Below are the records; locate each line with the word "screenshot" and copy it.

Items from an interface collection
══════════════════════════════

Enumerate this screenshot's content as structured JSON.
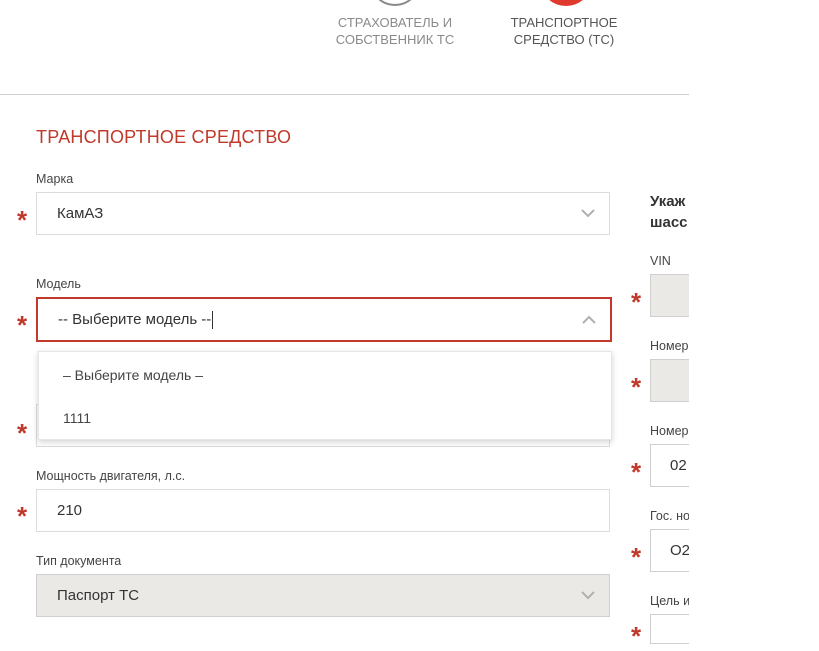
{
  "stepper": {
    "step1_label": "СТРАХОВАТЕЛЬ И\nСОБСТВЕННИК ТС",
    "step2_label": "ТРАНСПОРТНОЕ\nСРЕДСТВО (ТС)",
    "active_color": "#e03a2f"
  },
  "section": {
    "title": "ТРАНСПОРТНОЕ СРЕДСТВО"
  },
  "form": {
    "brand": {
      "label": "Марка",
      "value": "КамАЗ"
    },
    "model": {
      "label": "Модель",
      "value": "-- Выберите модель --"
    },
    "power": {
      "label": "Мощность двигателя, л.с.",
      "value": "210"
    },
    "doc_type": {
      "label": "Тип документа",
      "value": "Паспорт ТС"
    }
  },
  "model_dropdown": {
    "options": [
      "– Выберите модель –",
      "1111"
    ]
  },
  "right_panel": {
    "heading_line1": "Укаж",
    "heading_line2": "шасс",
    "vin_label": "VIN",
    "number1_label": "Номер",
    "number2_label": "Номер",
    "number2_value": "02",
    "gos_label": "Гос. но",
    "gos_value": "O2",
    "purpose_label": "Цель и"
  },
  "colors": {
    "accent": "#c0392b",
    "grey_field": "#ebe9e6"
  }
}
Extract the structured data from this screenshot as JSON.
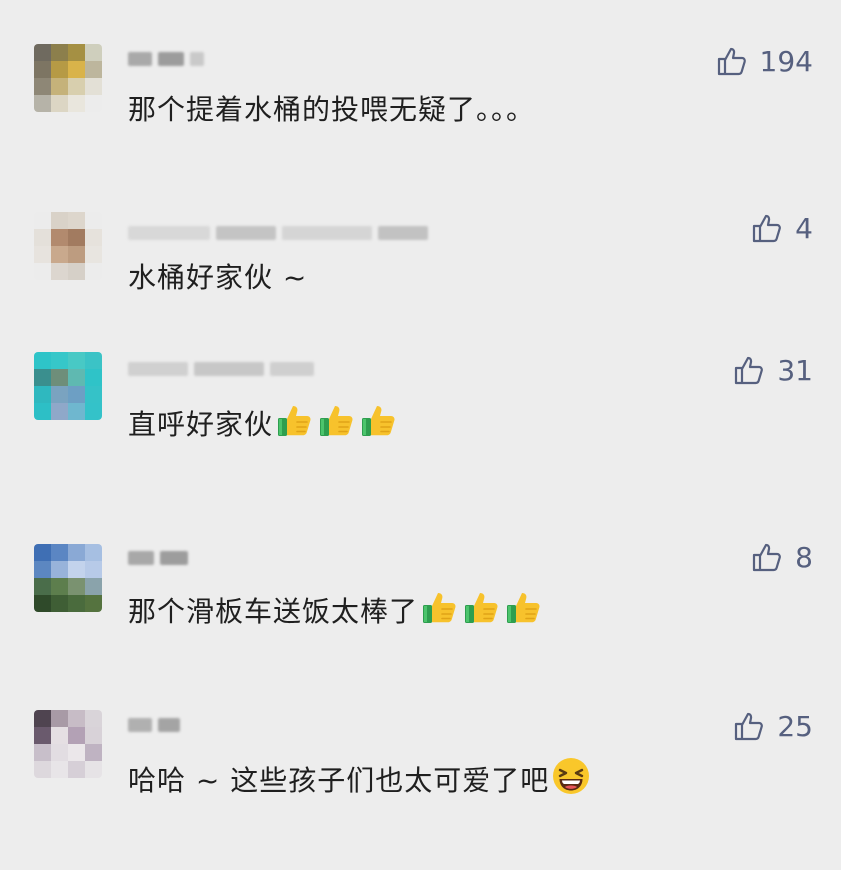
{
  "comments": [
    {
      "text": "那个提着水桶的投喂无疑了。。。",
      "likes": "194",
      "emojis": []
    },
    {
      "text": "水桶好家伙 ~",
      "likes": "4",
      "emojis": []
    },
    {
      "text": "直呼好家伙",
      "likes": "31",
      "emojis": [
        "thumbs-up-emoji",
        "thumbs-up-emoji",
        "thumbs-up-emoji"
      ]
    },
    {
      "text": "那个滑板车送饭太棒了",
      "likes": "8",
      "emojis": [
        "thumbs-up-emoji",
        "thumbs-up-emoji",
        "thumbs-up-emoji"
      ]
    },
    {
      "text": "哈哈 ~ 这些孩子们也太可爱了吧",
      "likes": "25",
      "emojis": [
        "grinning-squinting-face-emoji"
      ]
    }
  ],
  "icons": {
    "like": "thumbs-up-outline-icon"
  },
  "colors": {
    "background": "#ededed",
    "like_count": "#56607f",
    "text": "#1f1f1f"
  }
}
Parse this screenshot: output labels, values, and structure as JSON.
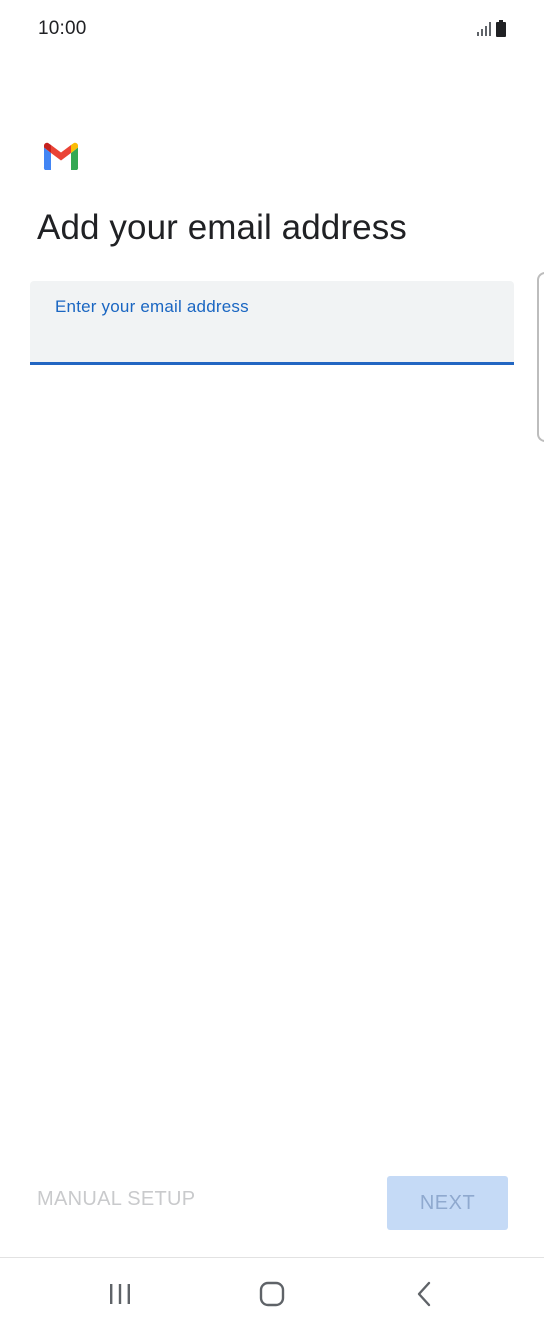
{
  "status_bar": {
    "time": "10:00",
    "signal_icon": "signal-icon",
    "battery_icon": "battery-icon"
  },
  "logo": {
    "icon": "gmail-logo-icon"
  },
  "page": {
    "title": "Add your email address"
  },
  "email_field": {
    "label": "Enter your email address",
    "value": ""
  },
  "actions": {
    "manual_setup_label": "MANUAL SETUP",
    "next_label": "NEXT"
  },
  "nav_bar": {
    "recents_icon": "recents-icon",
    "home_icon": "home-icon",
    "back_icon": "back-icon"
  },
  "colors": {
    "accent": "#1a66c2",
    "field_background": "#f1f3f4",
    "next_disabled_bg": "#c5daf6",
    "manual_setup_disabled": "#c9cacc"
  }
}
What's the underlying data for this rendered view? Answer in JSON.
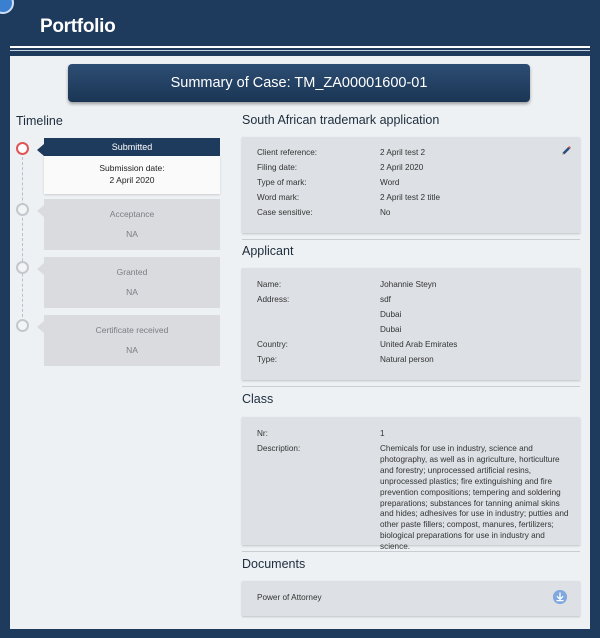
{
  "header": {
    "title": "Portfolio"
  },
  "summary": {
    "title": "Summary of Case: TM_ZA00001600-01"
  },
  "timeline": {
    "heading": "Timeline",
    "steps": [
      {
        "title": "Submitted",
        "detail_label": "Submission date:",
        "detail_value": "2 April 2020"
      },
      {
        "title": "Acceptance",
        "value": "NA"
      },
      {
        "title": "Granted",
        "value": "NA"
      },
      {
        "title": "Certificate received",
        "value": "NA"
      }
    ]
  },
  "application": {
    "heading": "South African trademark application",
    "rows": [
      {
        "label": "Client reference:",
        "value": "2 April test 2"
      },
      {
        "label": "Filing date:",
        "value": "2 April 2020"
      },
      {
        "label": "Type of mark:",
        "value": "Word"
      },
      {
        "label": "Word mark:",
        "value": "2 April test 2 title"
      },
      {
        "label": "Case sensitive:",
        "value": "No"
      }
    ]
  },
  "applicant": {
    "heading": "Applicant",
    "name_label": "Name:",
    "name": "Johannie Steyn",
    "address_label": "Address:",
    "address_lines": [
      "sdf",
      "Dubai",
      "Dubai"
    ],
    "country_label": "Country:",
    "country": "United Arab Emirates",
    "type_label": "Type:",
    "type": "Natural person"
  },
  "class_section": {
    "heading": "Class",
    "nr_label": "Nr:",
    "nr": "1",
    "description_label": "Description:",
    "description": "Chemicals for use in industry, science and photography, as well as in agriculture, horticulture and forestry; unprocessed artificial resins, unprocessed plastics; fire extinguishing and fire prevention compositions; tempering and soldering preparations; substances for tanning animal skins and hides; adhesives for use in industry; putties and other paste fillers; compost, manures, fertilizers; biological preparations for use in industry and science."
  },
  "documents": {
    "heading": "Documents",
    "items": [
      {
        "name": "Power of Attorney"
      }
    ]
  },
  "colors": {
    "navy": "#1e3a5c",
    "accent_red": "#e05555",
    "download_blue": "#7fa8df"
  },
  "icons": {
    "edit": "pencil-icon",
    "download": "download-icon"
  }
}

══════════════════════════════

» Exercise output
Enumerate this screenshot's content as structured JSON.
Extract the structured data from this screenshot as JSON.
Parse this screenshot: output labels, values, and structure as JSON.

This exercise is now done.